The Effect of Long-Term Treatment of Overactive Bladder on Self Esteem and Depression; Results from a One Year Prospective Study


Introduction and Objectives: The loss of self-esteem and depressive symptoms have been previously reported in women with urinary incontinence. Low self-esteem and depression can have a profound effect on quality of life. The incidence of depression in the United Kingdom is estimated between 20 to 25% of women. Self-esteem, defined as the "belief and confidence in one’s own ability and value" is distinct from well being, confidence, and depression. Self-esteem and depression influence health-seeking and coping behaviours and perception of illness and treatment compliance, which are important factors in the successful management of lower urinary tract dysfunction. The objective of this study was to determine whether or not treatment of overactive bladder (OAB) was associated with improvement in self-esteem and depression in women, using validated questionnaires.

Methods: Women referred from primary care with symptoms of OAB participating in a 1-year prospective follow-up study of conservative treatment for OAB were recruited from 2 urogynaecology tertiary referral centers. Treatment included information about lifestyle modification, bladder retraining, pelvic floor exercises, and antimuscarinic medication. Patients were assessed at baseline and 12 months. Participants were asked to complete a series of validated questionnaires at both visits; the Hospital Anxiety and Depression Scale (HADS), the Rosenberg Self-esteem Scale (SES), and the Kings Health Questionnaire (KHQ). The HADS is a 14-item screening questionnaire for clinical anxiety and depression. The SES is a 10-item questionnaire scored on a 4-point Likert scale. The SES is marked on a continuous scale whereby a greater score indicates greater self-esteem. The KHQ is a 9-domain quality of life questionnaire that has been used extensively for the assessment of lower urinary tract dysfunction. Statistical analysis was performed using paired t test calculations on SPSS version 15. This study was granted ethical approval by the local research and ethics committee, and all patients gave written informed consent.

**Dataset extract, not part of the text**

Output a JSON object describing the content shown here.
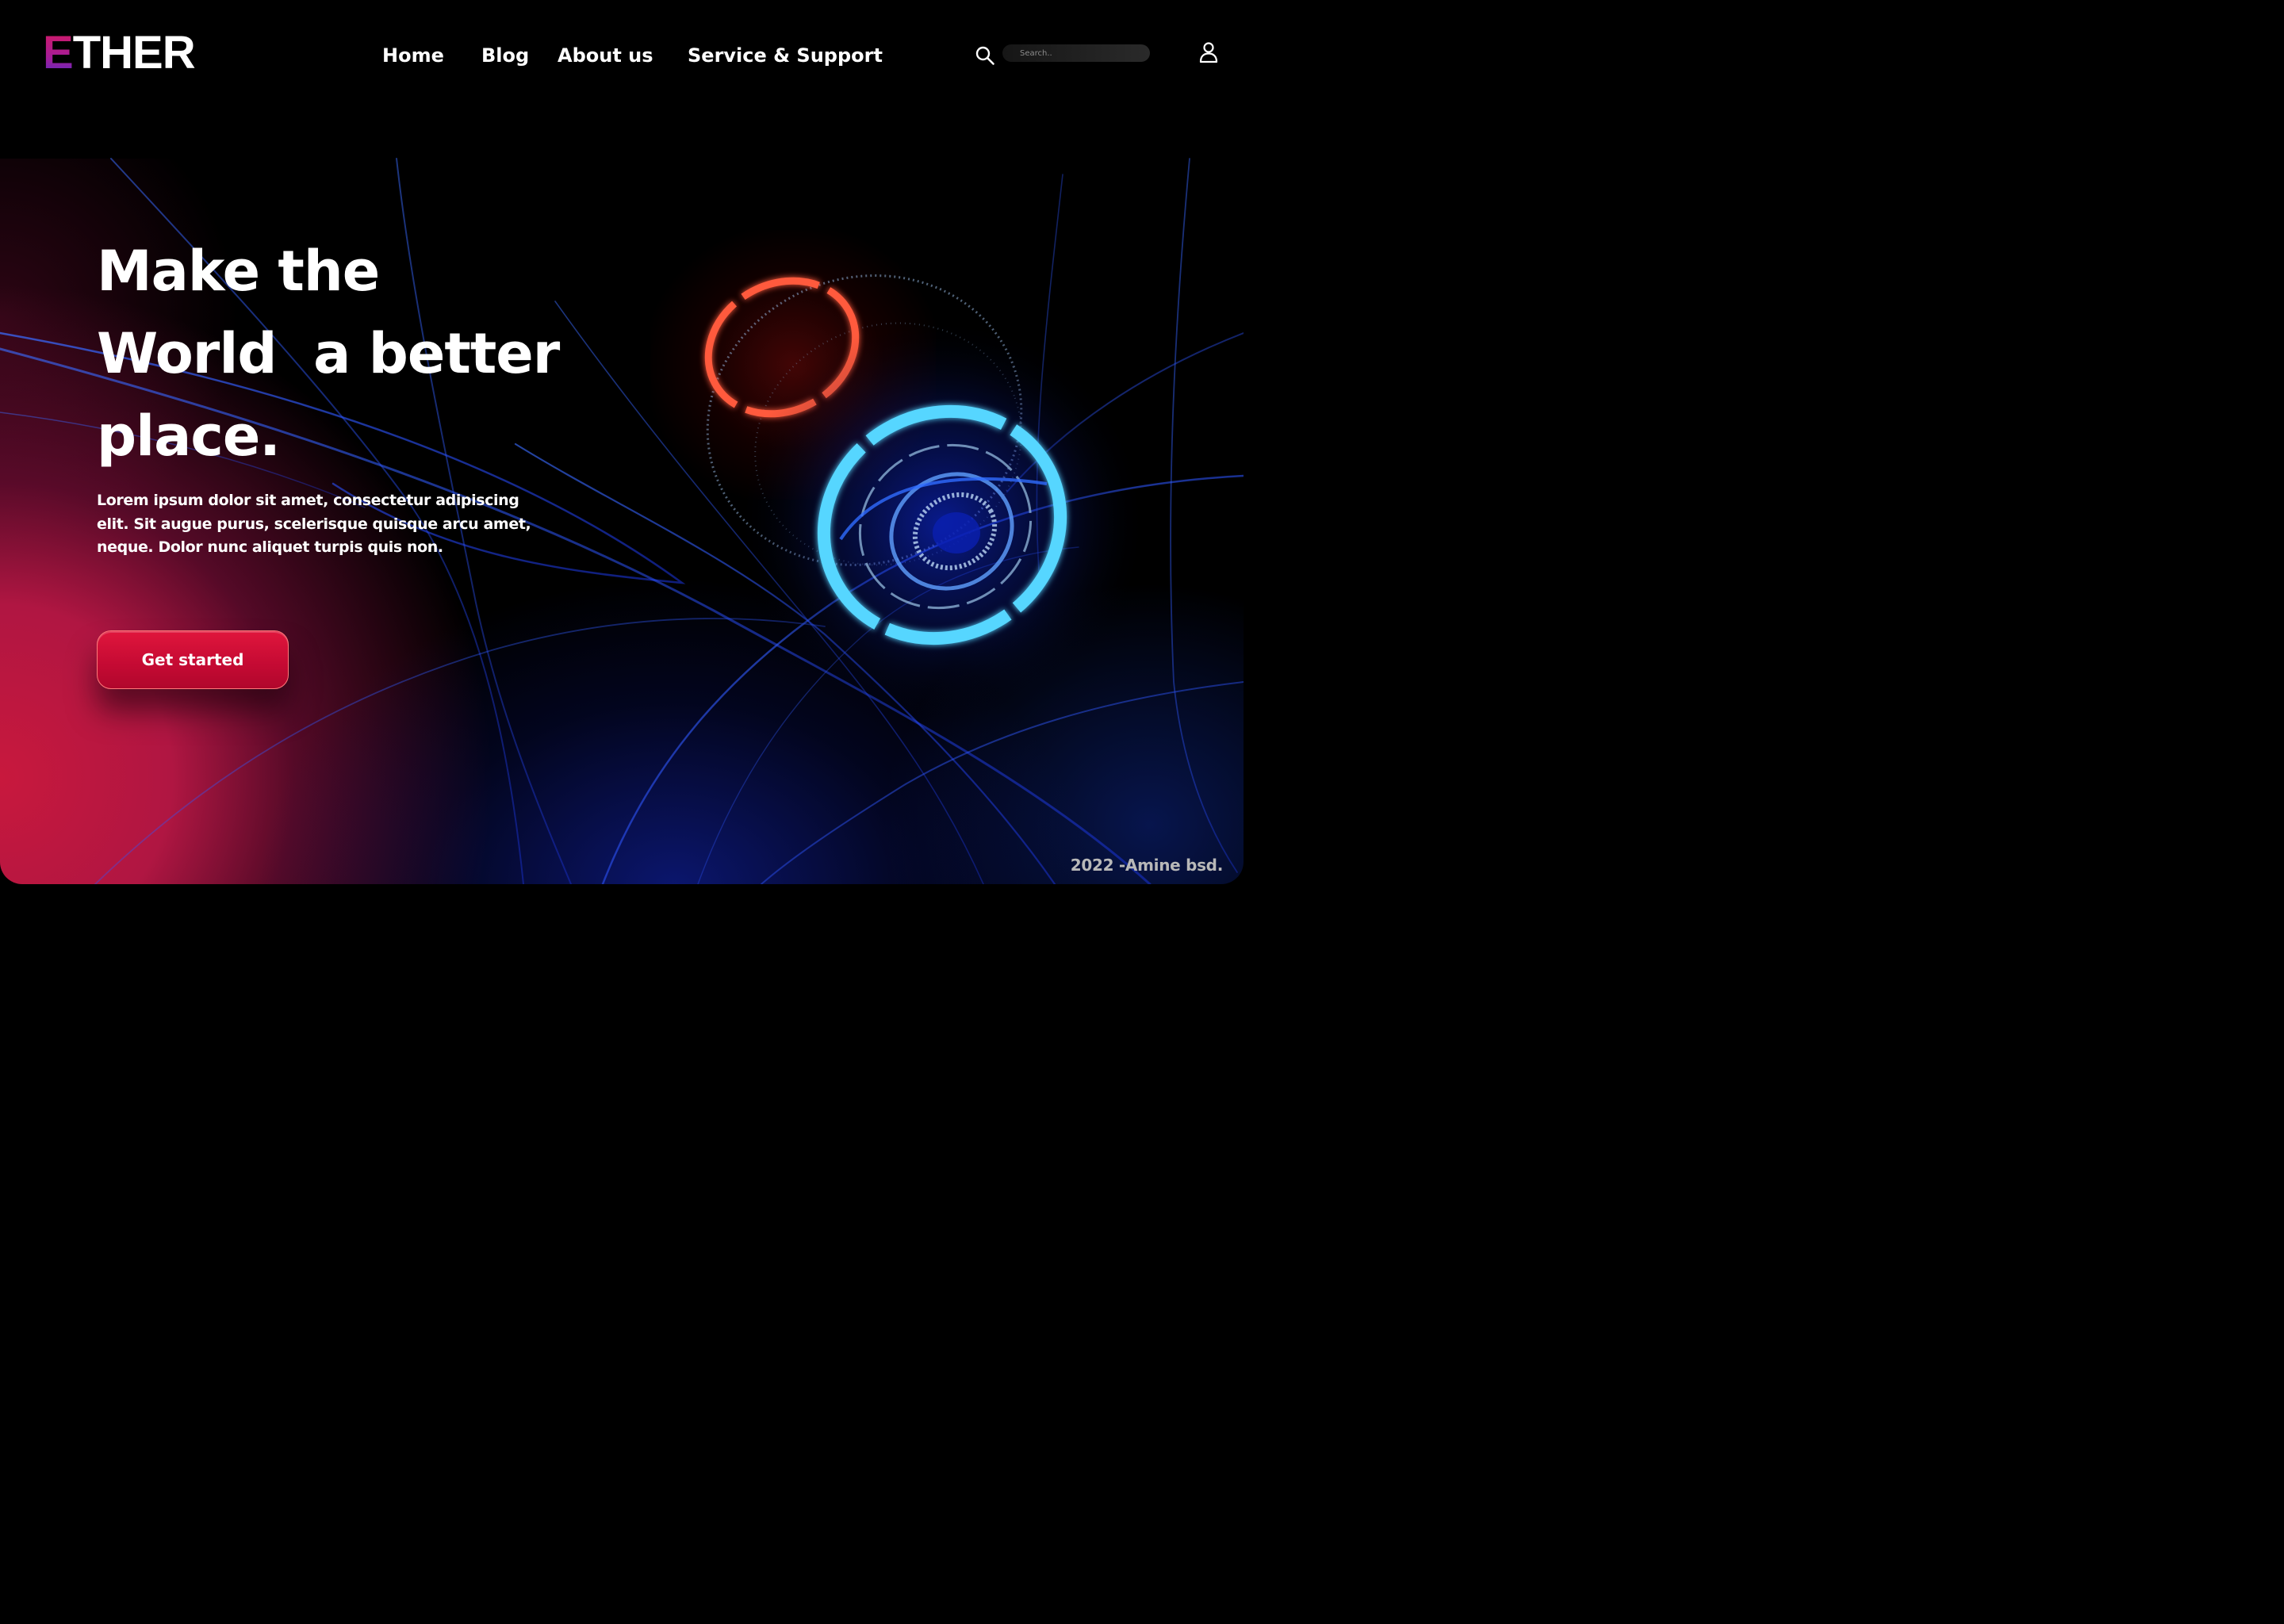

Results: Ninety patients took part in the study and completed 12 months of follow-up. The mean age of participants was 54 years (range: 22 to 86). Seven patients reported a history of mental health illness at baseline. Treatment of OAB was associated with improvement in all KHQ domains for all patients. Improvement in the incontinence impact, role limitations, physical limitations, emotions, severity measures, and personal relationships domains was statistically significant (P < 0.05). At baseline, 43 patients (48%) screened positive for anxiety and 31 patients (34%) screened positive for depression on the HADS screening questionnaire. At the end of the study, 25 (28%) and 21 (23%) patients screened positive for anxiety and depression, respectively. There was a statistically significant reduction in the number of patients who screened positive for clinical anxiety from baseline to 12-month follow-up; the reduction in the number of patients who screened positive for depression at the end of the study did not reach statistical significance. Comparison of baseline and 12-month follow-up scores showed a significant improvement in mean SES scores from baseline to 12-month follow-up (P < 0.05) in patients who did not screen positive for anxiety or depression on the HADS screening questionnaire.

Conclusions: Treatment of OAB in women is associated with improvements in lower urinary tract symptoms and self-esteem, and a reduction in the incidence of clinical anxiety and depression.

KEYWORDS: Overactive bladder, self-esteem, anxiety, depression